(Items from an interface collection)

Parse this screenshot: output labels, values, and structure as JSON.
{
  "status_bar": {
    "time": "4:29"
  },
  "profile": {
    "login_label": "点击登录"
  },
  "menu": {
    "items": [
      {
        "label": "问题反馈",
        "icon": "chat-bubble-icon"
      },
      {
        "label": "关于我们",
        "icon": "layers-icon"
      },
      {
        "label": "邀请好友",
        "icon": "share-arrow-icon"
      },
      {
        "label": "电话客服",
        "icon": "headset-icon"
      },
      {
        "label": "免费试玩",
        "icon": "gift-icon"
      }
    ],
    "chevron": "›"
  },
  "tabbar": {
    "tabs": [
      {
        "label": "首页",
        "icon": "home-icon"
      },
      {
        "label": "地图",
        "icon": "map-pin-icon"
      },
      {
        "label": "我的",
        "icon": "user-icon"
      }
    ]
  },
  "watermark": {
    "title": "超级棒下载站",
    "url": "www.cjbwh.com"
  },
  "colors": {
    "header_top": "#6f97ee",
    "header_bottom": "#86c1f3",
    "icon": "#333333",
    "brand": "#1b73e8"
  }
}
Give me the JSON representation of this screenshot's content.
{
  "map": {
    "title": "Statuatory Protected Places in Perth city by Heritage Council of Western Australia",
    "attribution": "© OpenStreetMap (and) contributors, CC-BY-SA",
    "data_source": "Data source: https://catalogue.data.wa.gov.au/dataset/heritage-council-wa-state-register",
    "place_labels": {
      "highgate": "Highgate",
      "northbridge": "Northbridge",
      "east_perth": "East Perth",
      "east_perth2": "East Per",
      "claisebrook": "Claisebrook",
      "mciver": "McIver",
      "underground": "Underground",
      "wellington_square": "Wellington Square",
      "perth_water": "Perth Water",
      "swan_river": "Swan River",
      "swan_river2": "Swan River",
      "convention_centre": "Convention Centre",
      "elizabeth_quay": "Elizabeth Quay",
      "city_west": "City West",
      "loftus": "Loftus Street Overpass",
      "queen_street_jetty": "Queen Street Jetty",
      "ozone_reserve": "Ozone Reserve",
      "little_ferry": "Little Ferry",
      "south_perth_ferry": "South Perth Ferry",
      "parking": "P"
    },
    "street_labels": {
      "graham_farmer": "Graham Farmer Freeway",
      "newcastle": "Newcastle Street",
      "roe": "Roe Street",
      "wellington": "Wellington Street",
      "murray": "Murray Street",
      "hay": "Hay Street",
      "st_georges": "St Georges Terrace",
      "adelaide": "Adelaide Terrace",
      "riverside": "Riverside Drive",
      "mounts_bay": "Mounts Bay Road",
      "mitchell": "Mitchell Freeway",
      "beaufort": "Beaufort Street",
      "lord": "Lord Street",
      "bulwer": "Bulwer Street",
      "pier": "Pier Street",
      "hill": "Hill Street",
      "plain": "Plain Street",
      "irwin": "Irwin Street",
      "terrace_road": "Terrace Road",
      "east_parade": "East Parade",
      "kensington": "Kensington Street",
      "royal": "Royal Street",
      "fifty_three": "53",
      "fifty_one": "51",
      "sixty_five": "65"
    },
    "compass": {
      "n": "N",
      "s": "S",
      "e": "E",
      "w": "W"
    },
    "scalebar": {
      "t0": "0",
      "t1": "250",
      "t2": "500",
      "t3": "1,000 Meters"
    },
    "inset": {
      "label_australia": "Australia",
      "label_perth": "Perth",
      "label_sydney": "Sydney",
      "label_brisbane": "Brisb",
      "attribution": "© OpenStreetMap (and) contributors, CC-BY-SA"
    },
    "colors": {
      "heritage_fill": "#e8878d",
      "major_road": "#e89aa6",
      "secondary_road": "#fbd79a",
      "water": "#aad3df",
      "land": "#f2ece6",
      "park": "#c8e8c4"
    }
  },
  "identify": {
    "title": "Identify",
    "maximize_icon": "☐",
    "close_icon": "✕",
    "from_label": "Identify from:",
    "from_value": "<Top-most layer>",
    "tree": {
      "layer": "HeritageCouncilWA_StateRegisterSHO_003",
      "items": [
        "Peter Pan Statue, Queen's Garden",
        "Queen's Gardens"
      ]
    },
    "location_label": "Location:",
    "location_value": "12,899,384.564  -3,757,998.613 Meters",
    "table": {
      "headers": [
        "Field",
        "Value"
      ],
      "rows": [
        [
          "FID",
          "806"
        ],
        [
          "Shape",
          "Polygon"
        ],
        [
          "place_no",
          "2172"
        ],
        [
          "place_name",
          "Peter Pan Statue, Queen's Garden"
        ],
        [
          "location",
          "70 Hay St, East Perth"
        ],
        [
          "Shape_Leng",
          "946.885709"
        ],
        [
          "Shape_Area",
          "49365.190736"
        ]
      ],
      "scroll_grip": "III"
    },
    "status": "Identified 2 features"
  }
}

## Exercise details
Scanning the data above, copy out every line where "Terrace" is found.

## Answer box
      "st_georges": "St Georges Terrace",
      "adelaide": "Adelaide Terrace",
      "terrace_road": "Terrace Road",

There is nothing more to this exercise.